"In nature, all is useful, all is beautiful. It is therefore beautiful, because it is alive, moving, reproductive; it is thereforeuseful, because it is symmetrical and fair. Beauty will not come at the call of a legislature, nor will it repeat in England or America its history in Greece. It will come, as always, unannounced, and spring up between the feet of brave and earnest men."
"A beautiful person among the Greeks, was thought to betray by this sign some secret favor of the immortal gods; and we can pardonpride, when a woman possesses such a figure that wherever she stands, or moves, or leaves a shadow on the wall, or sits for a portrait to the artist, she confers a favor on the world."
"Personal beauty is then first charming and itself, when it dissatisfies us with any end; when it becomes a story without an end; when it suggests gleams and visions, and not earthly satisfactions; when it makes the beholder feel his unworthiness; when he cannot feel his right to it, though he were Caesar; he cannot feel more right to it than to the firmament and the splendors of a sunset."
"Nature is a setting that fits equally well a comic or a mourning piece. In good health, the air is a cordial of incredible virtue.Crossing a bare common, in snow puddles, at twilight, under a clouded sky, without having in my thoughts any occurrence of special good fortune, I have enjoyed a perfect exhilaration. I am glad to the brink of fear."

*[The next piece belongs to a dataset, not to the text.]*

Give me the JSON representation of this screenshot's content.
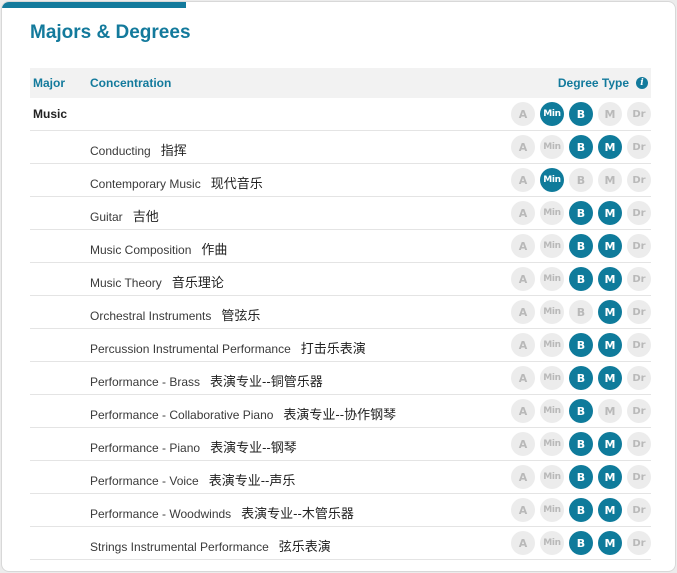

"A young woman, pretty, lively, with a harp as elegant as herself; and both placed near a window, cut down to the ground, and opening on a little lawn, surrounded in the rich foliage of summer, was enough to catch any man's heart. The season, the scene, the air, were all favourable to tenderness and sentiment."